Somatic yoga is taught in individual and group classes. Much of the instruction is verbal, so classes work well online and in person. You practise on a yoga mat and don’t need any other special equipment. Although there may be yoga poses you recognise in a somatic yoga class, there is less of a focus on making them look a particular way and instead a chance to go within and explore your body in a different way.
Movements are often small, generally slower and frequently done with the eyes closed. A somatic yoga sequence might include guided breathwork, meditation, body scans, periods of relaxation, a focus on releasing tension and guided movement.
Many people are so used to action that it can be challenging to accept smaller, slower movements and allow your body, mind and nervous system to truly rest. But this is exactly what makes somatic yoga so healing and therapeutic.
Because it focuses on how you feel and cultivating self-awareness, it allows you to get more in tune with your own body and can help you manage pain. It is also a very mindful practice and can be a bit like moving meditation, so is really useful for people that struggle with seated meditation.
The majority of somatic movements are done on the floor, seated or lying down. Fully supporting the body on the floor produces steadiness of body and mind.
A grounded body allows the energy of the mind to safely explore movement potential with less exertion. The student is more likely to remain in a state of relaxation and can explore with lighthearted curiosity!

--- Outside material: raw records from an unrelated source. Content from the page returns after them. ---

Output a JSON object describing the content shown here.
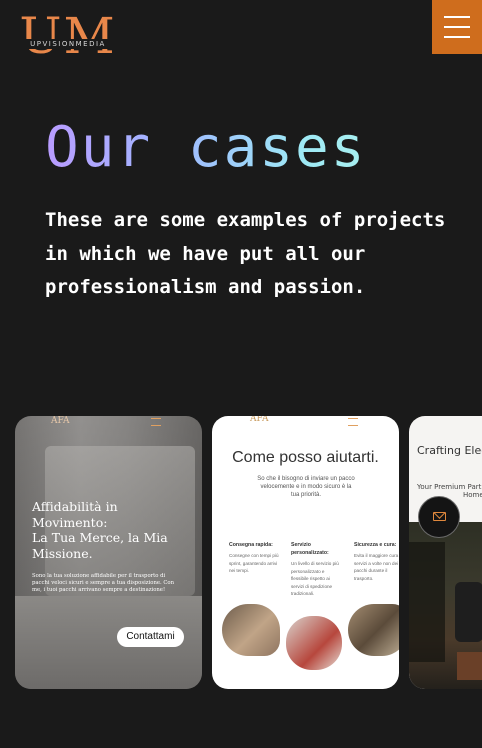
{
  "logo": {
    "letters": "UM",
    "tagline": "UPVISIONMEDIA"
  },
  "main": {
    "title": "Our cases",
    "subtitle": "These are some examples of projects in which we have put all our professionalism and passion."
  },
  "cards": [
    {
      "mini_logo": "AFA",
      "heading_line1": "Affidabilità in Movimento:",
      "heading_line2": "La Tua Merce, la Mia Missione.",
      "body": "Sono la tua soluzione affidabile per il trasporto di pacchi veloci sicuri e sempre a tua disposizione. Con me, i tuoi pacchi arrivano sempre a destinazione!",
      "cta": "Contattami"
    },
    {
      "mini_logo": "AFA",
      "heading": "Come posso aiutarti.",
      "lead": "So che il bisogno di inviare un pacco velocemente e in modo sicuro è la tua priorità.",
      "columns": [
        {
          "title": "Consegna rapida:",
          "body": "Consegne con tempi più sprint, garantendo arrivi nei tempi."
        },
        {
          "title": "Servizio personalizzato:",
          "body": "Un livello di servizio più personalizzato e flessibile rispetto ai servizi di spedizione tradizionali."
        },
        {
          "title": "Sicurezza e cura:",
          "body": "Evita il maggiore cura dei servizi a volte non dei pacchi durante il trasporto."
        }
      ]
    },
    {
      "heading": "Crafting Elega",
      "sub_line1": "Your Premium Partner",
      "sub_line2": "Home"
    }
  ],
  "icons": {
    "menu": "hamburger-icon",
    "mail": "envelope-icon"
  },
  "colors": {
    "accent": "#cf6d1d",
    "background": "#1a1a1a",
    "title_gradient_start": "#b99cff",
    "title_gradient_end": "#a8f0f0"
  }
}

When we engage with our practice somatically we stay with the questions, what am I feeling? Is this nourishing? Does this work for me? How could I be more comfortable here? Can the learning come from my body? We listen to our unique way of being here in an inclusive way. We practice personal agency, we become empowered to know that we have choice and that we each know our experience and our body better then anyone else. This is also one of the foundations for trauma-sensitive yoga classes. Somatic practices are about getting to know ourselves more intimately; entering a safe and informed practice that responds to our ever-changing needs as dynamic organisms; reclaiming the ability to make our own choices about our bodies. In order to create any change we first have to know what we are doing, we have to notice our habits.